(HOST) More than three weeks after the Japanese earthquake and tsunami, the
nuclear crisis continues. The death toll is already in the thousands –
and still rising. Peter Gilbert, commentator and executive director of
the Vermont Humanities Council, considers how we respond to such
(GILBERT) When I heard about the disaster, my thoughts went first to family members and friends in the affected area – were they OK? My brother was in Tokyo on business when the earthquake hit. His daughter – my niece – is a Peace Corps volunteer in the tiny, Pacific island nation of Tonga, where the people’s ability to flee inland to safety or to higher ground is virtually nil. My wife has cousins in Japan and lots of family in Hawaii, where there was great concern that a tsunami would also hit. Bottom line: everyone was OK. That is, everyone I knew personally in the affected areas was OK.
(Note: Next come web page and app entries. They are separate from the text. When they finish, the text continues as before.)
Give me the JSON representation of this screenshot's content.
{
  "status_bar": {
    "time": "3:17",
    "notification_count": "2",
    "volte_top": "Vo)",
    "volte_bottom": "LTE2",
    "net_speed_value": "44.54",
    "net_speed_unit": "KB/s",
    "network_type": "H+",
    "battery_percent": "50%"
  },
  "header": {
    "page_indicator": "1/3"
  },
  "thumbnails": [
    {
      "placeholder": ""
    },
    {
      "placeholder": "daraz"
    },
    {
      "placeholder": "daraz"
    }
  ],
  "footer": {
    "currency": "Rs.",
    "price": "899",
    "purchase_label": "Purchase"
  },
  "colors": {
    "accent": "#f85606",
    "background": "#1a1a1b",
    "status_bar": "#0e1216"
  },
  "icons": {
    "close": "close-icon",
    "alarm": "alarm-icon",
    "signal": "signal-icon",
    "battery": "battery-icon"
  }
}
But, of course, thousands lost their lives. They were people I didn’t know. But someone knew them. They were someone’s brother, niece, cousin, parent, child.
Thousands dead, we are told, but it’s hard to wrap one’s head around those numbers and what they mean. It’s been said that it’s the mark of a truly intelligent person to be moved by statistics. That’s the challenge we have before us.
We have another challenge, too – and that’s to view all human beings as equally important.
I’m reminded of something Jimmy Carter said years ago when he was asked a question about racism. His answer was profound, and, I expect, more provocative than the questioner anticipated. "There is some element of racism that is inherent in all of us," he said. "I try not to be a racist and wouldn’t call myself a racist, but I have feelings that border on it. And that is embarrassing to me sometimes. When the t.v. screens were filled with little Ethiopian and Sudanese children walking along with distended bellies and dying in the arms of their dying mothers. It’s hard for me to believe that one of these children in the eyes of God is as important as Amy, my daughter.
"How many of these little black kids," he continues, "does it take to equal one Amy? Fifteen . . .twenty . . .ten. . . five . . .? I think the answer is one. But it’s hard for me to believe this. I think all of us to some degree are guilty," he concludes, "of an insensitivity to the needs and ideas of others . . ."
I have two young daughters, and I understand only too well how he might feel that Amy’s life is somehow more precious than others’.
Our insensitivity to others’ needs needn’t stem from racism. It may be just the natural tendency to be concerned first for those whom we know. The earthquake and tsunami challenge us, as we’ve been challenged before, to be sensitive to others, their losses and tragedies; to the well-being of people whom we don’t know. To every individual name and face and life contained in those statistics that are so hard to comprehend. Those are some of the challenges we face continuously as we strive to lead good and thoughtful lives.